General Motors has enthusiastically embraced the Internet by acquiring stakes in innovators such as Commerce One Inc., NetZero Inc. and General Magic Inc., and through partnerships with technology heavyweights Sony Corp. and America Online Inc.
But those deals are a mere taste of what's yet to come, GM Chairman Jack Smith told delegates at the Automotive News World Congress.
'The relationships announced with Sony, (America Online) and NetZero this month are only the first wave,' Smith said. 'More are soon to come.'
Indeed, the morning after Smith's speech, GM announced that it had picked Bell Atlantic Mobile and GTE Wireless to create a nationwide wireless network to support GM's OnStar in-vehicle communications system.
GM said the deal will give OnStar customers personal calling and Internet access.
The reason for the rush of activity is that GM believes the web is the way to lower costs and higher sales. Smith said the GM BuyPower website, on which customers can locate and buy vehicles, will generate 50,000 to 100,000 additional new-vehicle sales in 2000.
Additionally, Smith said subscriptions to GM's OnStar system will increase to 4 million by 2003, from 100,000 in 1999. OnStar will begin offering Internet access during the second half of 2000.
More importantly, GM hopes to cut production and distribution costs by using the Internet to connect customers, dealers, assembly plants and suppliers. The goal is to reduce the time between a customer ordering a vehicle and delivery to about 10 days, he said in response to a question.
'The auto industry in America goes to market with all dealers carrying about an 80-day supply of vehicles. There's a lot of waste there,' Smith said.

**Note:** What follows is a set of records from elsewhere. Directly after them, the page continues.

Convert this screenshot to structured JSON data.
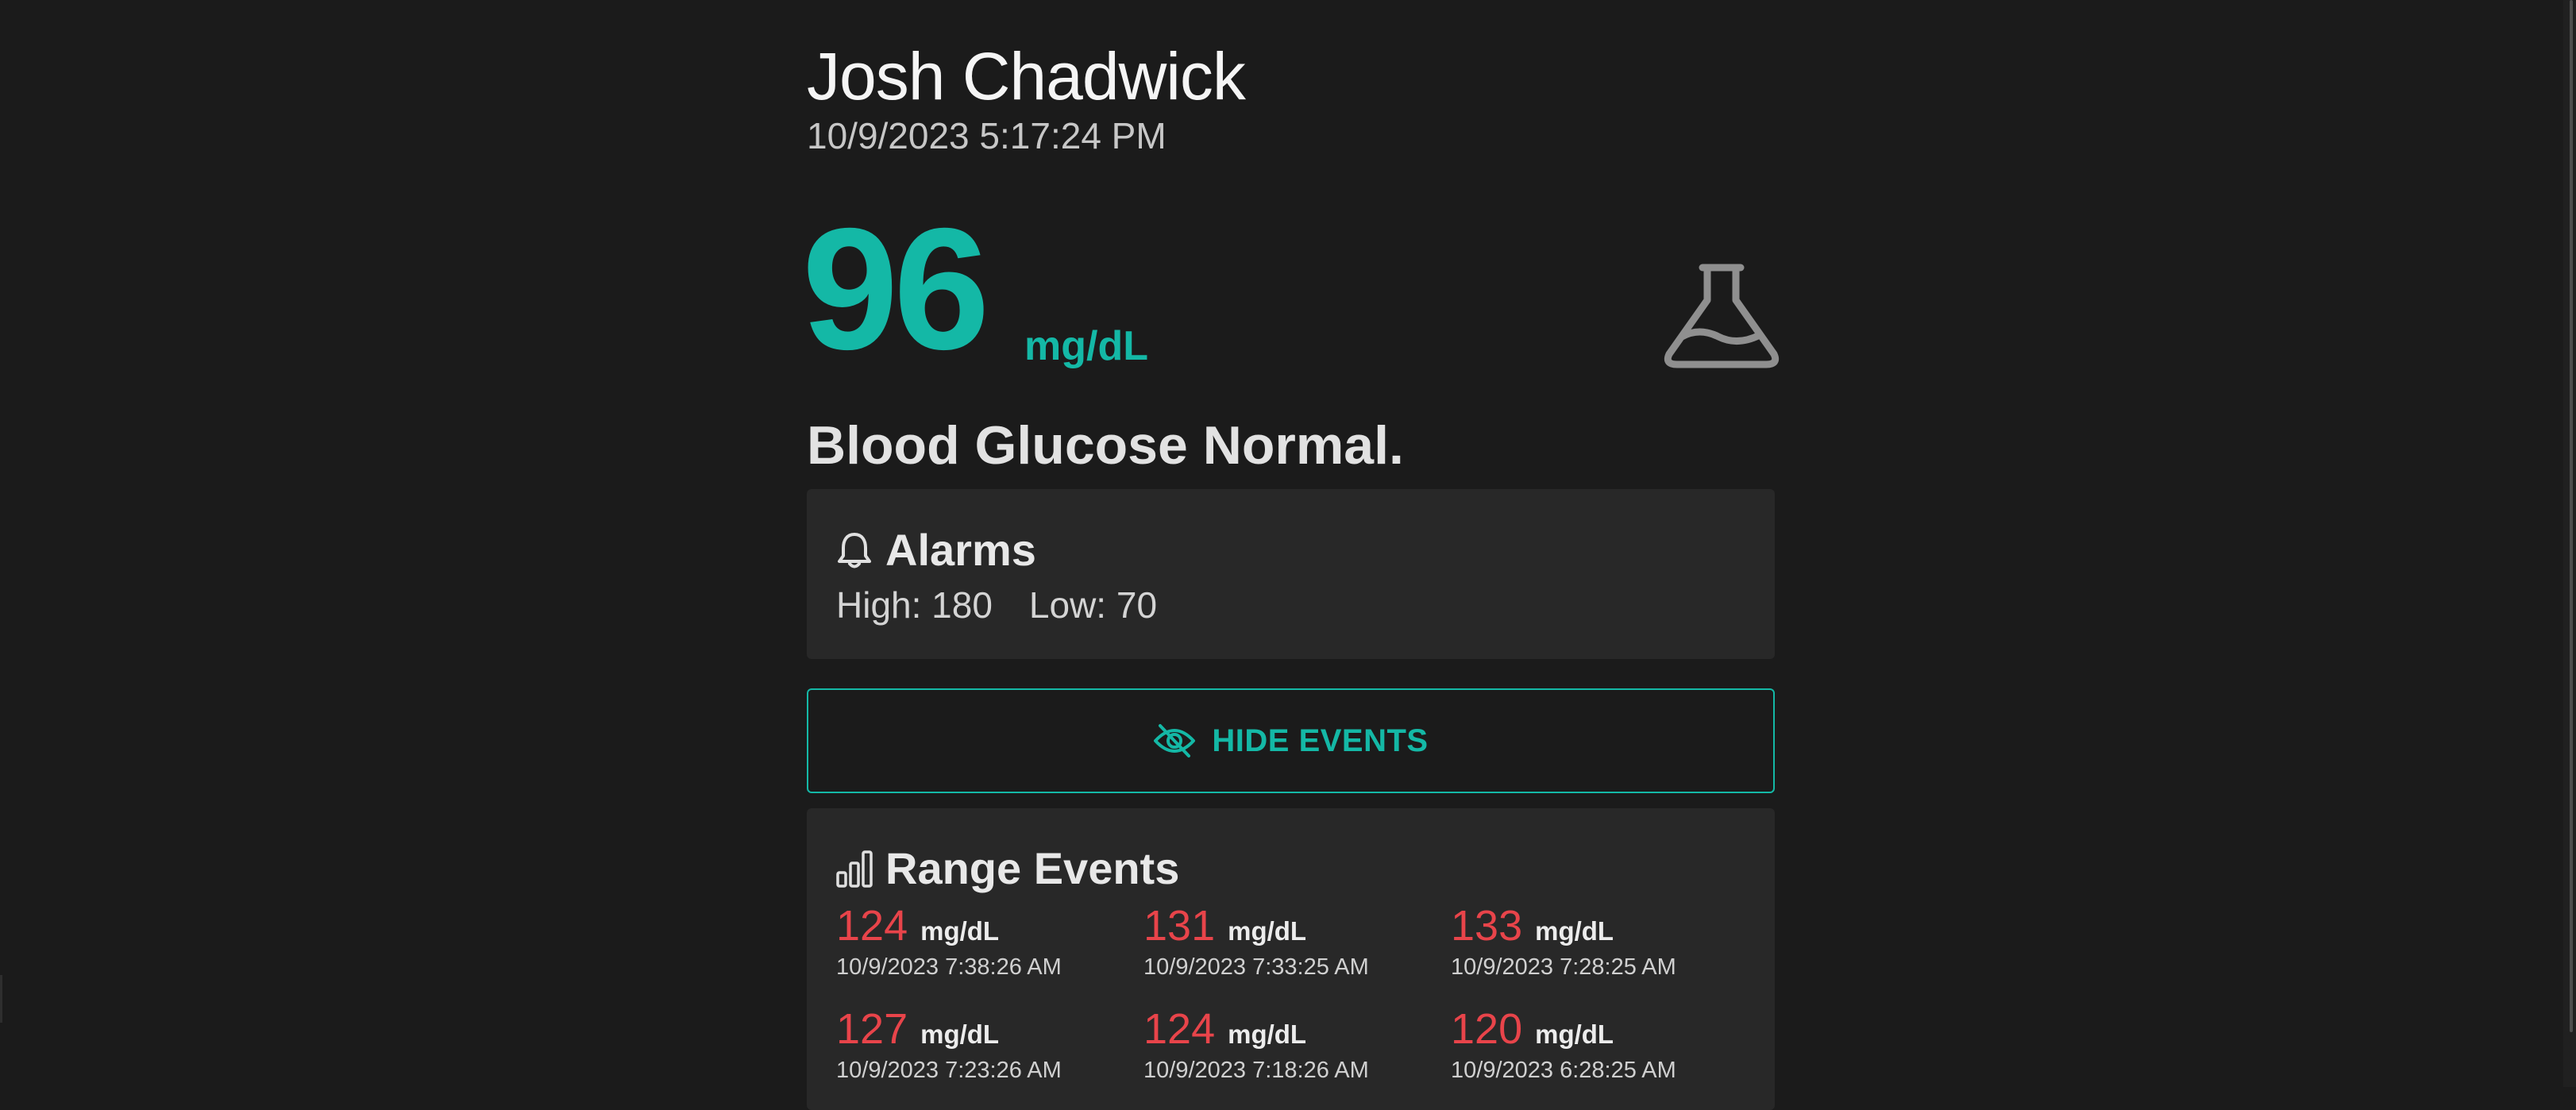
{
  "patient": {
    "name": "Josh Chadwick",
    "timestamp": "10/9/2023 5:17:24 PM"
  },
  "reading": {
    "value": "96",
    "unit": "mg/dL",
    "status": "Blood Glucose Normal.",
    "icon": "flask-icon"
  },
  "alarms": {
    "title": "Alarms",
    "icon": "bell-icon",
    "high_label": "High: 180",
    "low_label": "Low: 70"
  },
  "hide_events_button": {
    "label": "HIDE EVENTS",
    "icon": "eye-off-icon"
  },
  "range_events": {
    "title": "Range Events",
    "icon": "bar-chart-icon",
    "events": [
      {
        "value": "124",
        "unit": "mg/dL",
        "time": "10/9/2023 7:38:26 AM"
      },
      {
        "value": "131",
        "unit": "mg/dL",
        "time": "10/9/2023 7:33:25 AM"
      },
      {
        "value": "133",
        "unit": "mg/dL",
        "time": "10/9/2023 7:28:25 AM"
      },
      {
        "value": "127",
        "unit": "mg/dL",
        "time": "10/9/2023 7:23:26 AM"
      },
      {
        "value": "124",
        "unit": "mg/dL",
        "time": "10/9/2023 7:18:26 AM"
      },
      {
        "value": "120",
        "unit": "mg/dL",
        "time": "10/9/2023 6:28:25 AM"
      }
    ]
  },
  "colors": {
    "background": "#1b1b1b",
    "card": "#282828",
    "accent": "#14b8a6",
    "out_of_range": "#e8444a"
  }
}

In December, GM launched a new website, GM TradeXchange, to handle all of its business-to-business transactions, as well as those of its suppliers and affiliates Saab, Isuzu and Suzuki.
Smith said about $50 billion worth of transactions will be conducted on GM TradeXchange in 2000.
When asked after his speech what GM's Internet budget would be in 2000, Smith was vague.
Smith said: 'In a broad sense, much of the (Internet) spending is really a shifting from advertising or consumer-influence dollars. It's a new world, and we won't be spending as much in other areas of the media. We'll be spending more on the Internet.'